And finally, in a short read Mandy Brown talks about the importance of Between-time:
We live in a world full of distractions but short on breaks. The time between activities is consumed by other activities—the scrolling, swiping, tapping of managing a never-ending stream of notifications, of things coming at us that need doing. All that stuff means moments of absolutely nothing—of a gap, of an interval, of a beautiful absence—are themselves absent, missing, abolished.
If I had to find a thread through all these pieces, it would be this:
Not every moment needs to be filled with work that produces output. Cal Newport calls this working at a natural pace: “one with more variability in intensity than the always-on pace to which we’ve become accustomed.”
Everyone gets distracted. Have some grace for yourself, and others. And try to distinguish between “distractions” (filling time with stuff) and “between-time”—those real breaks that we all need but get so little of.
Some stray links
🐭 Surreal Animal Mashups by Ingo Lindmeier. This one lives up to the title.

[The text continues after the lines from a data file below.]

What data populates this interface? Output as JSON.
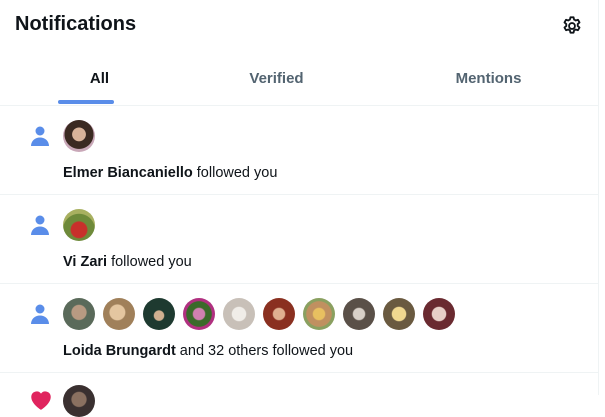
{
  "header": {
    "title": "Notifications",
    "settings_icon": "gear-icon"
  },
  "tabs": [
    {
      "label": "All",
      "active": true
    },
    {
      "label": "Verified",
      "active": false
    },
    {
      "label": "Mentions",
      "active": false
    }
  ],
  "notifications": [
    {
      "icon": "person-icon",
      "name": "Elmer Biancaniello",
      "action": " followed you"
    },
    {
      "icon": "person-icon",
      "name": "Vi Zari",
      "action": " followed you"
    },
    {
      "icon": "person-icon",
      "name": "Loida Brungardt",
      "action": " and 32 others followed you"
    },
    {
      "icon": "heart-icon"
    }
  ],
  "colors": {
    "accent": "#5a8de9",
    "heart": "#e0245e",
    "border": "#eff3f4",
    "muted": "#536471"
  }
}
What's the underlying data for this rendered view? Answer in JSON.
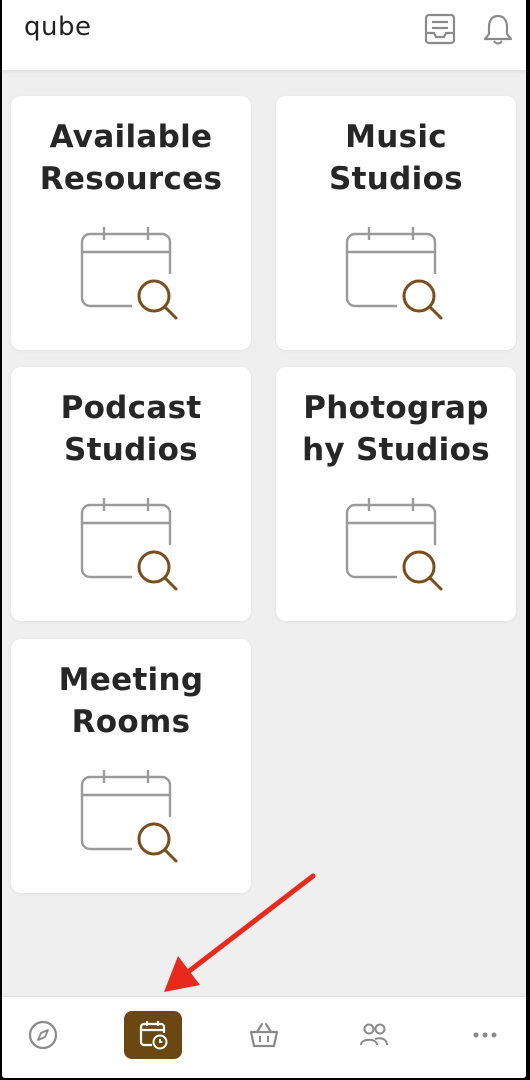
{
  "header": {
    "logo_text": "qube",
    "icons": [
      "inbox-icon",
      "bell-icon"
    ]
  },
  "cards": [
    {
      "title_line1": "Available",
      "title_line2": "Resources",
      "icon": "calendar-search-icon"
    },
    {
      "title_line1": "Music",
      "title_line2": "Studios",
      "icon": "calendar-search-icon"
    },
    {
      "title_line1": "Podcast",
      "title_line2": "Studios",
      "icon": "calendar-search-icon"
    },
    {
      "title_line1": "Photograp",
      "title_line2": "hy Studios",
      "icon": "calendar-search-icon"
    },
    {
      "title_line1": "Meeting",
      "title_line2": "Rooms",
      "icon": "calendar-search-icon"
    }
  ],
  "bottom_nav": {
    "items": [
      "compass-icon",
      "calendar-clock-icon",
      "basket-icon",
      "people-icon",
      "more-icon"
    ],
    "active": "calendar-clock-icon"
  },
  "colors": {
    "accent": "#6b4714",
    "magnifier": "#7a4e1c",
    "annotation_arrow": "#e8291c",
    "background": "#efefef"
  }
}
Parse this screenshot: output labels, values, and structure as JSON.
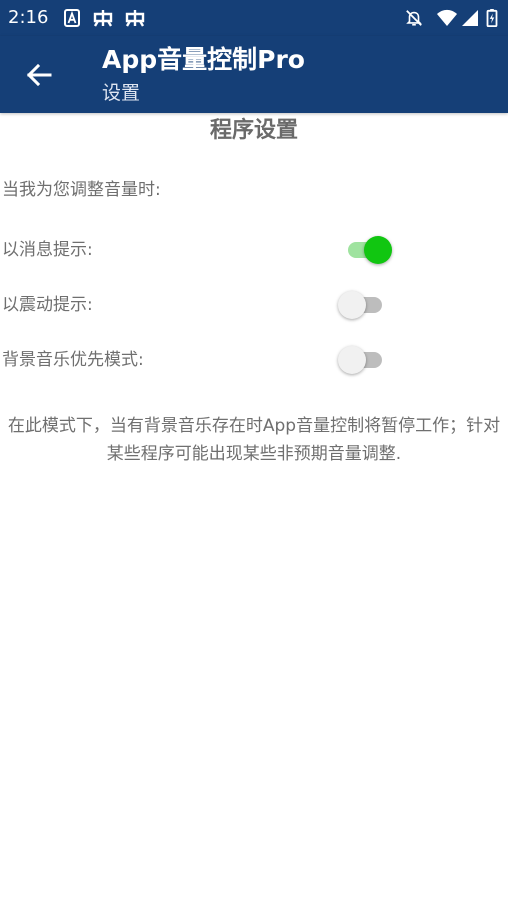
{
  "statusbar": {
    "time": "2:16",
    "left_icons": [
      "a-badge-icon",
      "bug-icon",
      "bug-icon"
    ],
    "right_icons": [
      "notifications-off-icon",
      "wifi-icon",
      "cell-signal-icon",
      "battery-charging-icon"
    ]
  },
  "appbar": {
    "title": "App音量控制Pro",
    "subtitle": "设置",
    "back_icon": "arrow-back-icon"
  },
  "content": {
    "section_title": "程序设置",
    "intro": "当我为您调整音量时:",
    "settings": [
      {
        "label": "以消息提示:",
        "enabled": true
      },
      {
        "label": "以震动提示:",
        "enabled": false
      },
      {
        "label": "背景音乐优先模式:",
        "enabled": false
      }
    ],
    "note": "在此模式下，当有背景音乐存在时App音量控制将暂停工作；针对某些程序可能出现某些非预期音量调整."
  },
  "colors": {
    "primary": "#153f77",
    "switch_on_thumb": "#11c611",
    "switch_on_track": "#9fe39f",
    "switch_off_thumb": "#f1f1f1",
    "switch_off_track": "#bdbdbd",
    "text_secondary": "#6f6f6f"
  }
}
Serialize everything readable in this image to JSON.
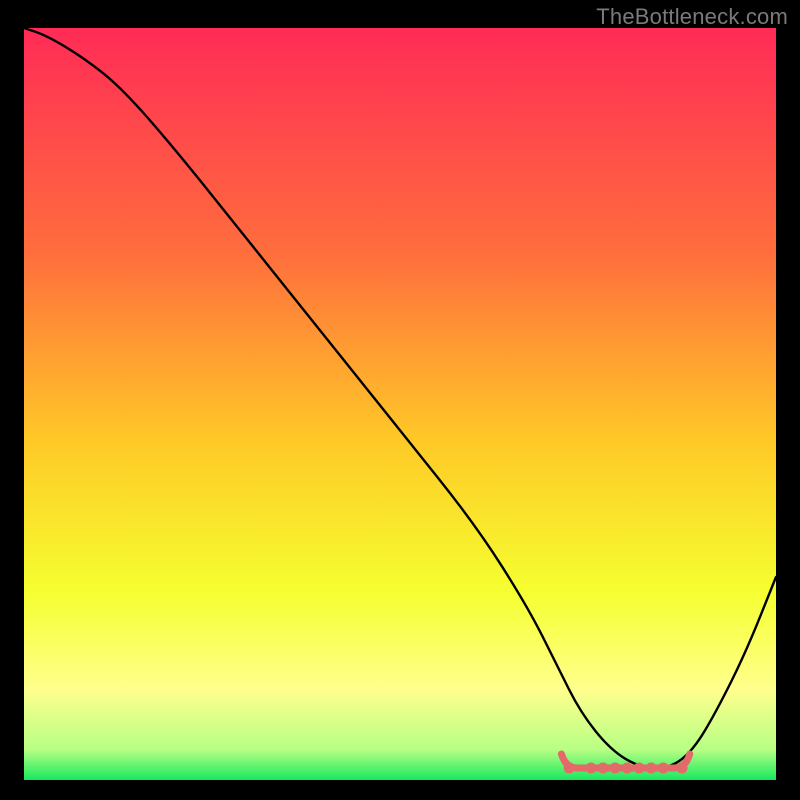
{
  "watermark": "TheBottleneck.com",
  "chart_data": {
    "type": "line",
    "title": "",
    "xlabel": "",
    "ylabel": "",
    "xlim": [
      0,
      100
    ],
    "ylim": [
      0,
      100
    ],
    "background_gradient": {
      "stops": [
        {
          "pos": 0,
          "color": "#ff2b56"
        },
        {
          "pos": 30,
          "color": "#ff6e3d"
        },
        {
          "pos": 55,
          "color": "#ffc927"
        },
        {
          "pos": 75,
          "color": "#f5ff30"
        },
        {
          "pos": 88,
          "color": "#ffff8d"
        },
        {
          "pos": 96,
          "color": "#b6ff84"
        },
        {
          "pos": 100,
          "color": "#18e85f"
        }
      ]
    },
    "series": [
      {
        "name": "bottleneck-curve",
        "color": "#000000",
        "x": [
          0,
          3,
          8,
          13,
          20,
          30,
          40,
          50,
          60,
          67,
          71,
          74,
          78,
          82,
          86,
          89,
          92,
          96,
          100
        ],
        "y": [
          100,
          99,
          96,
          92,
          84,
          71.5,
          59,
          46.5,
          34,
          23,
          15,
          9,
          4,
          1.6,
          1.6,
          4,
          9,
          17,
          27
        ]
      }
    ],
    "bottom_highlight": {
      "name": "optimal-range",
      "color": "#e46a6a",
      "x_range": [
        72,
        88
      ],
      "y": 1.6,
      "dots_x": [
        72.5,
        75.4,
        77.0,
        78.6,
        80.2,
        81.8,
        83.4,
        85.0,
        87.5
      ]
    }
  }
}
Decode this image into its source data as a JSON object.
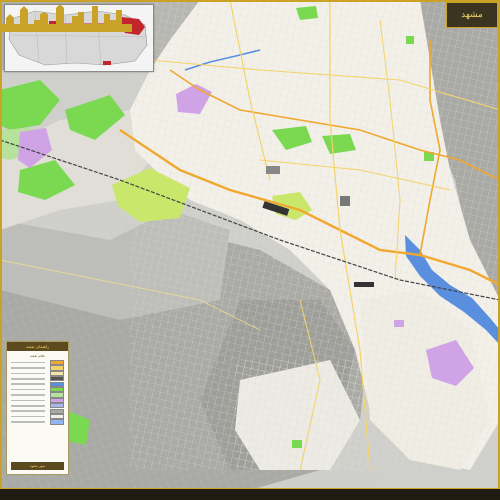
{
  "map": {
    "background": "#e6e4dc",
    "colors": {
      "urban_fabric": "#f2f0e8",
      "hills_dark": "#a9a9a5",
      "hills_light": "#cfcfcb",
      "green_space": "#7bd951",
      "park_light": "#c9e86b",
      "institutional": "#cfa3e6",
      "river": "#5a8fe0",
      "highway": "#f0a830",
      "main_road": "#f5d36b",
      "railway": "#555555",
      "frame_gold": "#c9a227",
      "brand_dark": "#5c4a1e"
    },
    "layers": [
      "built-up-area",
      "mountain-terrain",
      "green-spaces",
      "institutional-areas",
      "river",
      "highways",
      "main-roads",
      "railway"
    ]
  },
  "inset": {
    "province_highlight": "#c0262c"
  },
  "logo": {
    "text": "مشهد"
  },
  "legend": {
    "title": "راهنمای نقشه",
    "subtitle": "علائم نقشه",
    "items": [
      {
        "kind": "road-highway",
        "color": "#f0a830"
      },
      {
        "kind": "road-main",
        "color": "#f5d36b"
      },
      {
        "kind": "road-secondary",
        "color": "#f7e7a6"
      },
      {
        "kind": "railway",
        "color": "#555555"
      },
      {
        "kind": "river",
        "color": "#5a8fe0"
      },
      {
        "kind": "park",
        "color": "#7bd951"
      },
      {
        "kind": "green-belt",
        "color": "#b7e29b"
      },
      {
        "kind": "institutional",
        "color": "#cfa3e6"
      },
      {
        "kind": "education",
        "color": "#a8b7ee"
      },
      {
        "kind": "terrain",
        "color": "#a9a9a5"
      },
      {
        "kind": "urban",
        "color": "#f2f0e8"
      },
      {
        "kind": "water",
        "color": "#8fb6f0"
      }
    ],
    "footer": "شهر مشهد"
  }
}
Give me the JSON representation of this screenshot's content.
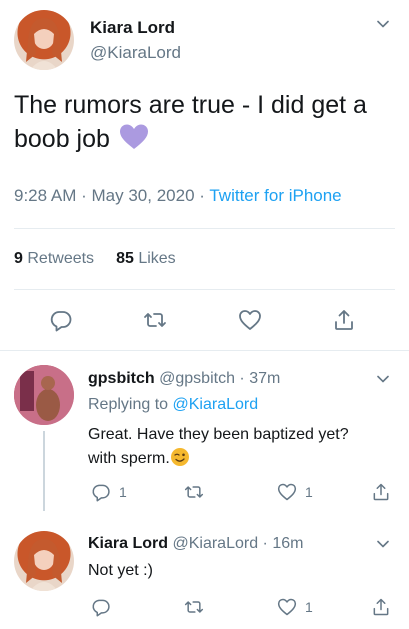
{
  "main_tweet": {
    "author_name": "Kiara Lord",
    "author_handle": "@KiaraLord",
    "text": "The rumors are true - I did get a boob job",
    "emoji": "purple-heart",
    "time": "9:28 AM",
    "dot1": "·",
    "date": "May 30, 2020",
    "dot2": "·",
    "source": "Twitter for iPhone",
    "retweets_count": "9",
    "retweets_label": "Retweets",
    "likes_count": "85",
    "likes_label": "Likes"
  },
  "replies": [
    {
      "author_name": "gpsbitch",
      "author_handle": "@gpsbitch",
      "dot": "·",
      "time_ago": "37m",
      "replying_label": "Replying to",
      "replying_to": "@KiaraLord",
      "text_line1": "Great.  Have they been baptized yet?",
      "text_line2": "with sperm.",
      "emoji": "winking-face",
      "reply_count": "1",
      "like_count": "1"
    },
    {
      "author_name": "Kiara Lord",
      "author_handle": "@KiaraLord",
      "dot": "·",
      "time_ago": "16m",
      "text_line1": "Not yet :)",
      "like_count": "1"
    }
  ],
  "colors": {
    "accent": "#1da1f2",
    "muted": "#657786",
    "heart_purple": "#ab9ae0",
    "divider": "#e6ecf0"
  }
}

🕰️ Interesting research on Time Savings When Working from Home and what we’re spending that extra time on. It’s mostly for more work! “The average daily time savings when working from home is 72 minutes in our sample. […] Workers allocate 40 percent of their time savings to their jobs and about 11 percent to caregiving activities.”
🏠 See also: Why 2023 Could Finally Be the Year of the 4-Day Workweek. “Among the reporting countries in the 4 Day Week study, revenues rose an average of 8.14% and increased a whopping 37.55% in comparison with the same period the previous year.”
👔 But then also see: Job searching and interviewing is a nightmare — and only getting worse. “It’s important to remember that if a company’s hiring process feels off, working there might feel off, too.”
💿 I’m never relinquishing my closet of DVDs. I can definitely relate—it’s why I still buy vinyl and CDs. “Unless you have a physical disc in hand, you really don’t have control over what happens to it.”
🛣 Wonders of Street View. Weird things picked up by Google Street View. Easy to get way too lost in these.
🕊️ More stray links on the blog here.